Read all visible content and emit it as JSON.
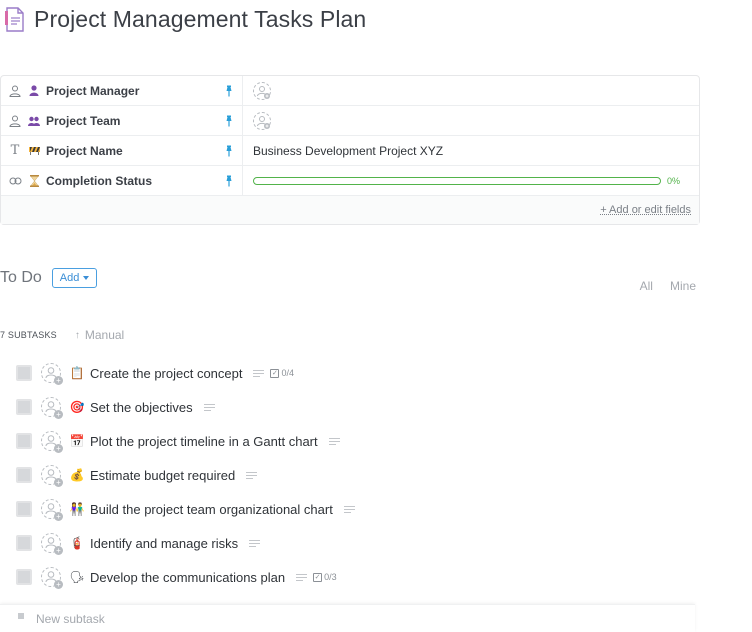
{
  "page": {
    "title": "Project Management Tasks Plan"
  },
  "fields": [
    {
      "name": "Project Manager",
      "type_icon": "user-icon",
      "emoji": "purple-person-emoji",
      "value": "",
      "value_kind": "people"
    },
    {
      "name": "Project Team",
      "type_icon": "user-icon",
      "emoji": "purple-people-emoji",
      "value": "",
      "value_kind": "people"
    },
    {
      "name": "Project Name",
      "type_icon": "text-icon",
      "emoji": "construction-emoji",
      "value": "Business Development Project XYZ",
      "value_kind": "text"
    },
    {
      "name": "Completion Status",
      "type_icon": "progress-icon",
      "emoji": "hourglass-emoji",
      "value": "0%",
      "value_kind": "progress",
      "progress_fraction": 0
    }
  ],
  "fields_footer": {
    "link": "+ Add or edit fields"
  },
  "todo": {
    "label": "To Do",
    "add_label": "Add",
    "filters": [
      "All",
      "Mine"
    ]
  },
  "subtasks": {
    "count_label": "7 SUBTASKS",
    "sort_label": "Manual",
    "items": [
      {
        "name": "Create the project concept",
        "emoji": "📋",
        "checklist": "0/4"
      },
      {
        "name": "Set the objectives",
        "emoji": "🎯",
        "checklist": ""
      },
      {
        "name": "Plot the project timeline in a Gantt chart",
        "emoji": "📅",
        "checklist": ""
      },
      {
        "name": "Estimate budget required",
        "emoji": "💰",
        "checklist": ""
      },
      {
        "name": "Build the project team organizational chart",
        "emoji": "👫",
        "checklist": ""
      },
      {
        "name": "Identify and manage risks",
        "emoji": "🧯",
        "checklist": ""
      },
      {
        "name": "Develop the communications plan",
        "emoji": "🗣",
        "checklist": "0/3"
      }
    ],
    "new_placeholder": "New subtask"
  },
  "colors": {
    "accent": "#3a8ed6",
    "progress": "#52b34a",
    "pin": "#2a9fd8",
    "doc_icon": "#8b5fbf"
  }
}
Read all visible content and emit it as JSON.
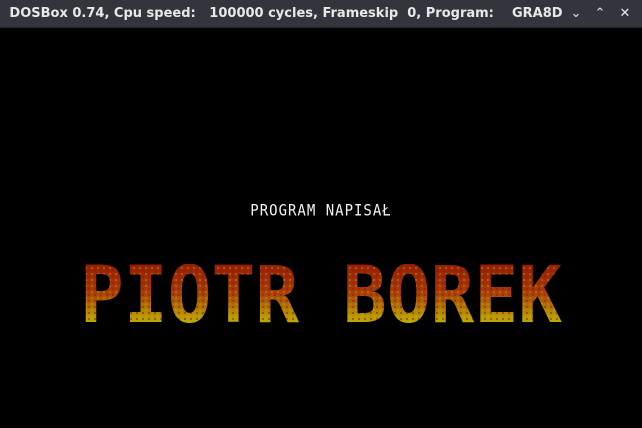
{
  "window": {
    "title": "DOSBox 0.74, Cpu speed:   100000 cycles, Frameskip  0, Program:    GRA8D",
    "minimize_glyph": "⌄",
    "maximize_glyph": "⌃",
    "close_glyph": "✕"
  },
  "screen": {
    "credit_line": "PROGRAM NAPISAŁ",
    "logo_text": "PIOTR BOREK",
    "colors": {
      "background": "#000000",
      "text": "#f2f2f2",
      "logo_top": "#8c1200",
      "logo_mid": "#a83a0a",
      "logo_bottom": "#c8c800"
    }
  }
}
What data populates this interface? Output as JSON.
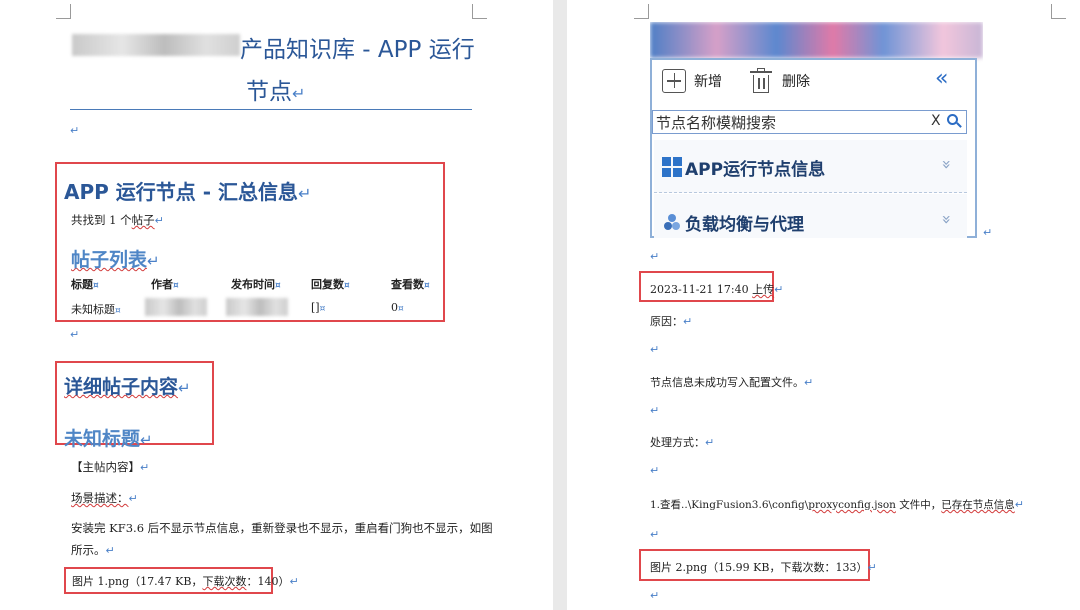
{
  "left_page": {
    "title_blurred_prefix": "",
    "title_line1": "产品知识库 - APP 运行",
    "title_line2": "节点",
    "para_mark": "↵",
    "section1_heading": "APP 运行节点 - 汇总信息",
    "found_text_1": "共找到",
    "found_text_2": "1",
    "found_text_3": "个",
    "found_text_4": "帖子",
    "post_list_heading": "帖子列表",
    "table": {
      "headers": [
        "标题",
        "作者",
        "发布时间",
        "回复数",
        "查看数"
      ],
      "row": {
        "title": "未知标题",
        "author": "",
        "time": "",
        "replies": "[]",
        "views": "0"
      }
    },
    "detail_heading": "详细帖子内容",
    "unknown_title": "未知标题",
    "main_post_label": "【主帖内容】",
    "scene_label": "场景描述：",
    "desc_line1": "安装完 KF3.6 后不显示节点信息，重新登录也不显示，重启看门狗也不显示，如图",
    "desc_line2": "所示。",
    "image_note_a": "图片 1.png（17.47 KB，",
    "image_note_b": "下载次数",
    "image_note_c": "：140）"
  },
  "right_page": {
    "ui": {
      "add_label": "新增",
      "delete_label": "删除",
      "collapse_icon": "«",
      "search_placeholder": "节点名称模糊搜索",
      "clear_label": "X",
      "row1_label": "APP运行节点信息",
      "row2_label": "负载均衡与代理",
      "expand_icon": "»"
    },
    "upload_a": "2023-11-21 17:40 ",
    "upload_b": "上传",
    "reason_label": "原因：",
    "reason_text": "节点信息未成功写入配置文件。",
    "method_label": "处理方式：",
    "step_a": "1.查看..\\KingFusion3.6\\config\\",
    "step_b": "proxyconfig.json",
    "step_c": " 文件中，",
    "step_d": "已存在节点信息",
    "image_note": "图片 2.png（15.99 KB，下载次数：133）"
  },
  "colors": {
    "heading": "#2b5797",
    "heading_light": "#4f86c6",
    "red_box": "#e0474c",
    "para_mark": "#4a80c8"
  }
}
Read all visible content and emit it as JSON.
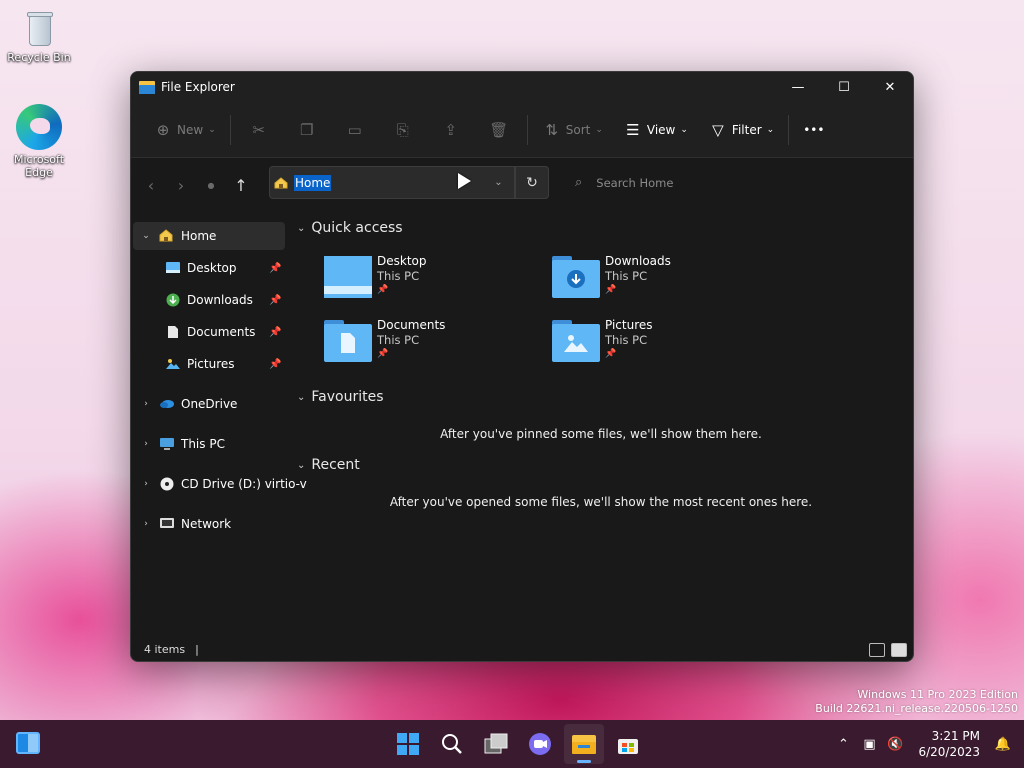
{
  "desktop": {
    "icons": [
      {
        "label": "Recycle Bin",
        "icon": "recycle-bin-icon"
      },
      {
        "label": "Microsoft Edge",
        "icon": "edge-icon"
      }
    ],
    "watermark": {
      "line1": "Windows 11 Pro 2023 Edition",
      "line2": "Build 22621.ni_release.220506-1250"
    }
  },
  "window": {
    "title": "File Explorer",
    "controls": {
      "minimize": "—",
      "maximize": "☐",
      "close": "✕"
    },
    "toolbar": {
      "new_label": "New",
      "sort_label": "Sort",
      "view_label": "View",
      "filter_label": "Filter",
      "more_label": "•••"
    },
    "address": {
      "path": "Home",
      "search_placeholder": "Search Home"
    },
    "nav_pane": {
      "home": "Home",
      "pinned": [
        {
          "label": "Desktop"
        },
        {
          "label": "Downloads"
        },
        {
          "label": "Documents"
        },
        {
          "label": "Pictures"
        }
      ],
      "onedrive": "OneDrive",
      "thispc": "This PC",
      "cddrive": "CD Drive (D:) virtio-v",
      "network": "Network"
    },
    "content": {
      "quick_access_title": "Quick access",
      "quick_access": [
        {
          "name": "Desktop",
          "location": "This PC",
          "icon": "desktop-folder-icon"
        },
        {
          "name": "Downloads",
          "location": "This PC",
          "icon": "downloads-folder-icon"
        },
        {
          "name": "Documents",
          "location": "This PC",
          "icon": "documents-folder-icon"
        },
        {
          "name": "Pictures",
          "location": "This PC",
          "icon": "pictures-folder-icon"
        }
      ],
      "favourites_title": "Favourites",
      "favourites_empty": "After you've pinned some files, we'll show them here.",
      "recent_title": "Recent",
      "recent_empty": "After you've opened some files, we'll show the most recent ones here."
    },
    "status": {
      "items": "4 items",
      "cursor": "|"
    }
  },
  "taskbar": {
    "time": "3:21 PM",
    "date": "6/20/2023",
    "apps": [
      "start-icon",
      "search-icon",
      "task-view-icon",
      "chat-icon",
      "file-explorer-icon",
      "store-icon"
    ]
  }
}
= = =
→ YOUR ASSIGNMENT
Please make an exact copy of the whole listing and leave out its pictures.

→ ANSWER SPACE
Read all visible content and emit it as JSON.
{
  "page": {
    "title": "Project Management Tasks Plan"
  },
  "fields": [
    {
      "name": "Project Manager",
      "type_icon": "user-icon",
      "emoji": "purple-person-emoji",
      "value": "",
      "value_kind": "people"
    },
    {
      "name": "Project Team",
      "type_icon": "user-icon",
      "emoji": "purple-people-emoji",
      "value": "",
      "value_kind": "people"
    },
    {
      "name": "Project Name",
      "type_icon": "text-icon",
      "emoji": "construction-emoji",
      "value": "Business Development Project XYZ",
      "value_kind": "text"
    },
    {
      "name": "Completion Status",
      "type_icon": "progress-icon",
      "emoji": "hourglass-emoji",
      "value": "0%",
      "value_kind": "progress",
      "progress_fraction": 0
    }
  ],
  "fields_footer": {
    "link": "+ Add or edit fields"
  },
  "todo": {
    "label": "To Do",
    "add_label": "Add",
    "filters": [
      "All",
      "Mine"
    ]
  },
  "subtasks": {
    "count_label": "7 SUBTASKS",
    "sort_label": "Manual",
    "items": [
      {
        "name": "Create the project concept",
        "emoji": "📋",
        "checklist": "0/4"
      },
      {
        "name": "Set the objectives",
        "emoji": "🎯",
        "checklist": ""
      },
      {
        "name": "Plot the project timeline in a Gantt chart",
        "emoji": "📅",
        "checklist": ""
      },
      {
        "name": "Estimate budget required",
        "emoji": "💰",
        "checklist": ""
      },
      {
        "name": "Build the project team organizational chart",
        "emoji": "👫",
        "checklist": ""
      },
      {
        "name": "Identify and manage risks",
        "emoji": "🧯",
        "checklist": ""
      },
      {
        "name": "Develop the communications plan",
        "emoji": "🗣",
        "checklist": "0/3"
      }
    ],
    "new_placeholder": "New subtask"
  },
  "colors": {
    "accent": "#3a8ed6",
    "progress": "#52b34a",
    "pin": "#2a9fd8",
    "doc_icon": "#8b5fbf"
  }
}
Read all visible content and emit it as JSON.
{
  "window": {
    "title": "DOSBox 0.74, Cpu speed:   100000 cycles, Frameskip  0, Program:    GRA8D",
    "minimize_glyph": "⌄",
    "maximize_glyph": "⌃",
    "close_glyph": "✕"
  },
  "screen": {
    "credit_line": "PROGRAM NAPISAŁ",
    "logo_text": "PIOTR BOREK",
    "colors": {
      "background": "#000000",
      "text": "#f2f2f2",
      "logo_top": "#8c1200",
      "logo_mid": "#a83a0a",
      "logo_bottom": "#c8c800"
    }
  }
}
What data populates this interface? Output as JSON.
{
  "left_page": {
    "title_blurred_prefix": "",
    "title_line1": "产品知识库 - APP 运行",
    "title_line2": "节点",
    "para_mark": "↵",
    "section1_heading": "APP 运行节点 - 汇总信息",
    "found_text_1": "共找到",
    "found_text_2": "1",
    "found_text_3": "个",
    "found_text_4": "帖子",
    "post_list_heading": "帖子列表",
    "table": {
      "headers": [
        "标题",
        "作者",
        "发布时间",
        "回复数",
        "查看数"
      ],
      "row": {
        "title": "未知标题",
        "author": "",
        "time": "",
        "replies": "[]",
        "views": "0"
      }
    },
    "detail_heading": "详细帖子内容",
    "unknown_title": "未知标题",
    "main_post_label": "【主帖内容】",
    "scene_label": "场景描述：",
    "desc_line1": "安装完 KF3.6 后不显示节点信息，重新登录也不显示，重启看门狗也不显示，如图",
    "desc_line2": "所示。",
    "image_note_a": "图片 1.png（17.47 KB，",
    "image_note_b": "下载次数",
    "image_note_c": "：140）"
  },
  "right_page": {
    "ui": {
      "add_label": "新增",
      "delete_label": "删除",
      "collapse_icon": "«",
      "search_placeholder": "节点名称模糊搜索",
      "clear_label": "X",
      "row1_label": "APP运行节点信息",
      "row2_label": "负载均衡与代理",
      "expand_icon": "»"
    },
    "upload_a": "2023-11-21 17:40 ",
    "upload_b": "上传",
    "reason_label": "原因：",
    "reason_text": "节点信息未成功写入配置文件。",
    "method_label": "处理方式：",
    "step_a": "1.查看..\\KingFusion3.6\\config\\",
    "step_b": "proxyconfig.json",
    "step_c": " 文件中，",
    "step_d": "已存在节点信息",
    "image_note": "图片 2.png（15.99 KB，下载次数：133）"
  },
  "colors": {
    "heading": "#2b5797",
    "heading_light": "#4f86c6",
    "red_box": "#e0474c",
    "para_mark": "#4a80c8"
  }
}
Read all visible content and emit it as JSON.
{
  "desktop": {
    "icons": [
      {
        "label": "Recycle Bin",
        "icon": "recycle-bin-icon"
      },
      {
        "label": "Microsoft Edge",
        "icon": "edge-icon"
      }
    ],
    "watermark": {
      "line1": "Windows 11 Pro 2023 Edition",
      "line2": "Build 22621.ni_release.220506-1250"
    }
  },
  "window": {
    "title": "File Explorer",
    "controls": {
      "minimize": "—",
      "maximize": "☐",
      "close": "✕"
    },
    "toolbar": {
      "new_label": "New",
      "sort_label": "Sort",
      "view_label": "View",
      "filter_label": "Filter",
      "more_label": "•••"
    },
    "address": {
      "path": "Home",
      "search_placeholder": "Search Home"
    },
    "nav_pane": {
      "home": "Home",
      "pinned": [
        {
          "label": "Desktop"
        },
        {
          "label": "Downloads"
        },
        {
          "label": "Documents"
        },
        {
          "label": "Pictures"
        }
      ],
      "onedrive": "OneDrive",
      "thispc": "This PC",
      "cddrive": "CD Drive (D:) virtio-v",
      "network": "Network"
    },
    "content": {
      "quick_access_title": "Quick access",
      "quick_access": [
        {
          "name": "Desktop",
          "location": "This PC",
          "icon": "desktop-folder-icon"
        },
        {
          "name": "Downloads",
          "location": "This PC",
          "icon": "downloads-folder-icon"
        },
        {
          "name": "Documents",
          "location": "This PC",
          "icon": "documents-folder-icon"
        },
        {
          "name": "Pictures",
          "location": "This PC",
          "icon": "pictures-folder-icon"
        }
      ],
      "favourites_title": "Favourites",
      "favourites_empty": "After you've pinned some files, we'll show them here.",
      "recent_title": "Recent",
      "recent_empty": "After you've opened some files, we'll show the most recent ones here."
    },
    "status": {
      "items": "4 items",
      "cursor": "|"
    }
  },
  "taskbar": {
    "time": "3:21 PM",
    "date": "6/20/2023",
    "apps": [
      "start-icon",
      "search-icon",
      "task-view-icon",
      "chat-icon",
      "file-explorer-icon",
      "store-icon"
    ]
  }
}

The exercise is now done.